Well, the show began and JVM is just playing song after song and I guess the crowd was into it, but JVM wasn't really doing much in terms of entertaining us. But then something changed, and I was suddenly really enjoying myself. I think it has to do with his voice. Jesus Christ, that voice! And once he started talking and interacting with the crowd, I found him very engaging and the show became a bit more intimate. Look, not everyone needs to be like Glen Hansard or Scott Hutchison when it comes to stage banter but I do like it when artists acknowledge their crowds. When they don't, it almost feels invasive on the part of the audience. Or like they don't want us to be there. I also find it very uncomfortable as well. But anyway...back to James Vincent McMorrow. He just came off so charming, and with a voice (again, my goodness, that voice!) and those excellent, excellent songs, it made for a great night.
He also did one of his new songs, "When I Leave," and it was so frickin' good that I bought it right away. It's a bit more straightforward than his stuff on Post Tropical but I'm excited for whatever direction he goes in.
6. Sylvan Esso//Webster Hall
This was actually in support of tUnE-yArDs, and you know me with tUnE-yArDs: I cannot say a bad thing about Merrill Garbus. She is fantastic live. Really, her live shows are practically unparalleled. But that night, I wasn't feeling the whole atmosphere.

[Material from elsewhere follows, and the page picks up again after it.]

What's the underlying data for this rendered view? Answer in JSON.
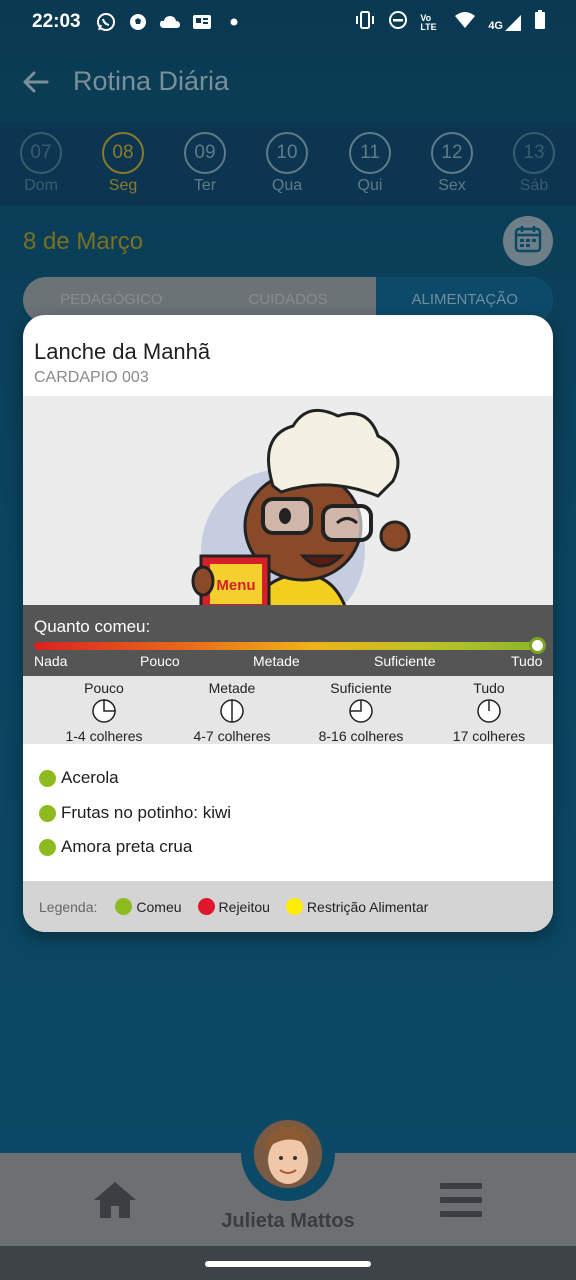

It was really crowded, and there were a few people around me who were very, very annoying, and in total disregard for the people around them, and that pretty much soured me on the whole show. (Let it be known that tUnE-yArDs sounded really fantastic anyway. It wasn't them, not at all.)
Sylvan Esso however...boy are they a blast live. I know a lot of people are turned off by the whole karaoke singer vibe (look, I get it; it's one of the reasons I haven't seen Chvrches live) but when the songs are that fantastic, fuck it, just go along for the ride.